YET another book about Swindon starlet Billie has been published.
Billie Piper, by Chris Stevens, has just come out in paperback and promises to unlock "the rollercoaster life of Britain's hottest star".
It is the third book about Billie to have been announced in recent months.
An autobiography was announced in May, for which Billie received a six-figure advance.
There is also a forthcoming tome by author Sean Smith, who has been to Swindon recently to research Billie's past.
Having broken through as a 15-year-old popstar in 1998, Billie's stock is high again after her successful appearances as Rose Tyler in Doctor Who.
The new book, which used back issues of the Advertiser in its research, charts Billie's life, starting from when she was born at the Princess Margaret Hospital and covering her childhood in West Swindon.
She had in fact been named Leian produced Lee-Ann but became Billie after her dad Paul went to America, heard the name Billie and thought it suited his newborn daughter better.
The book traces her pop career, with many glowing, if unnamed, tributes from people there at the time who described her in terms such as "she was so lovely, and such a sweet girl".
But it also makes clear that having been catapulted to fame, Billie found herself on her own.
After number one singles, Mr Stevens writes that: "None of her friends in Swindon could relate to what was happening in her life and most of her friends from stage school were simply envious."
It also outlines the time in the late 1990s when a party lifestyle took its toll, and her bounce back with the success of Doctor Who.
As previously reported, Billie revealed recently that she struggled with suicidal thoughts in the early days. But she has now put them firmly behind her.

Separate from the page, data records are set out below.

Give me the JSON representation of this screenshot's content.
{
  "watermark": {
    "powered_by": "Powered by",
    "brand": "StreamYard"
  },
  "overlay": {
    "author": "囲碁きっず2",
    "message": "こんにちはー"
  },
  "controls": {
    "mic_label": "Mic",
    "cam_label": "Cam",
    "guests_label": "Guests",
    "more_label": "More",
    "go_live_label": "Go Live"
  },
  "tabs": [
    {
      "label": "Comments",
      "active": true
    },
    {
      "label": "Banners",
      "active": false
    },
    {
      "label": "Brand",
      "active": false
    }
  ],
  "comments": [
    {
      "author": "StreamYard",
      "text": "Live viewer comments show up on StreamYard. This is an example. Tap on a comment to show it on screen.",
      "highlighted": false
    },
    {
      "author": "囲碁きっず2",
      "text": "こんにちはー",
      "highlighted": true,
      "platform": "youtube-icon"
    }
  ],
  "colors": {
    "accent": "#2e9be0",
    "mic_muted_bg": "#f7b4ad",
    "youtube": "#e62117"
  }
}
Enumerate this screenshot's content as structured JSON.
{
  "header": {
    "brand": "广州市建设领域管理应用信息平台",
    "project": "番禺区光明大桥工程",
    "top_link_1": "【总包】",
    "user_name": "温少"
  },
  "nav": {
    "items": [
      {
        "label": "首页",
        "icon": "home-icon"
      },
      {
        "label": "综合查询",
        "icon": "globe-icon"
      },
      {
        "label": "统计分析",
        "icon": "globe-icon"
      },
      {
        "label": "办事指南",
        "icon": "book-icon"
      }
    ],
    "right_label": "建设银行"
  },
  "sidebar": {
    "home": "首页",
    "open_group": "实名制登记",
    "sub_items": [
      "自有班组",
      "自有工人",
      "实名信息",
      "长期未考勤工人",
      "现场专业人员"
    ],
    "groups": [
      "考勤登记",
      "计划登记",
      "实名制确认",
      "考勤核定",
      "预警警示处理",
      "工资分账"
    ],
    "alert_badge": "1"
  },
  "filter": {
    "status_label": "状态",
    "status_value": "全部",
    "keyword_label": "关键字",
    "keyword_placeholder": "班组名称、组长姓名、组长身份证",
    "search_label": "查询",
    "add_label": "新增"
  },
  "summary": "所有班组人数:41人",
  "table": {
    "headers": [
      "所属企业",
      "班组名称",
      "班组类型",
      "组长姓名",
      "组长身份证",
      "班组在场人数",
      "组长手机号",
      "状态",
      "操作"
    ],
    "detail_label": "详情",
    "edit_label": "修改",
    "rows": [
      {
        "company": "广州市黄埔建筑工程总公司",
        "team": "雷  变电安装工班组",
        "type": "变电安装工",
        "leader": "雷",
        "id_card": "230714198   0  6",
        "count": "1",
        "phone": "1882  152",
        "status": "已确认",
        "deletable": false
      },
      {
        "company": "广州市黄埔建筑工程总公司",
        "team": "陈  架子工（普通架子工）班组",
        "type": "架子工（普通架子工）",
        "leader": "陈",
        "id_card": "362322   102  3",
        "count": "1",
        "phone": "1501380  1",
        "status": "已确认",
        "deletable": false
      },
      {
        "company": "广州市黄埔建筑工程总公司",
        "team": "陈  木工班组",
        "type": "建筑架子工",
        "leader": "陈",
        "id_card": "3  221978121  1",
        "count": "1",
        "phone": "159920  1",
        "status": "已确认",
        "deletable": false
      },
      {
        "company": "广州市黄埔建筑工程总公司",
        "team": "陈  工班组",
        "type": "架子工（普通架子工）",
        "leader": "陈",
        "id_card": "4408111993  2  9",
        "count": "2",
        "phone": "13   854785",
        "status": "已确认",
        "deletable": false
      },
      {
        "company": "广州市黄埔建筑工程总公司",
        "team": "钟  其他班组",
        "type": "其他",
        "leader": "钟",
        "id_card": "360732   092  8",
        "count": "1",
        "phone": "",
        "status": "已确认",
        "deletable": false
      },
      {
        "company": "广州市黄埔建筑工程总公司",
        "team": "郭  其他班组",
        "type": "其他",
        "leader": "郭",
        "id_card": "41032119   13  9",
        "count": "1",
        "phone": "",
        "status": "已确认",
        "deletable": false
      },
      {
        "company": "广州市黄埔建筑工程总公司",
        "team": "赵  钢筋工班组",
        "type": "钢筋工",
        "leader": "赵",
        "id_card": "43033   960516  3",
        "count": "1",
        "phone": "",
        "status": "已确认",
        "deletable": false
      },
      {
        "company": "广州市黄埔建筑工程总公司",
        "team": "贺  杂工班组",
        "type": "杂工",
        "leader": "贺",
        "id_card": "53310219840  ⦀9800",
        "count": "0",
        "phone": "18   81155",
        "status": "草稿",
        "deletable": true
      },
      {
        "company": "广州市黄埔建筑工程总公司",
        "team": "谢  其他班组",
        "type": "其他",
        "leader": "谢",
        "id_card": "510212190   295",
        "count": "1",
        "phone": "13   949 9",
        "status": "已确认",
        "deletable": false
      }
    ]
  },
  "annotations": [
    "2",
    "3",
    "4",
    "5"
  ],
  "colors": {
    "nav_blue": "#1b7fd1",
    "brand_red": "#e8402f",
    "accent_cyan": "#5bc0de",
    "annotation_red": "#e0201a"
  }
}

Quoted recently, she said: "I'm really happy with my life at the moment. I can't imagine things getting better than they are right now."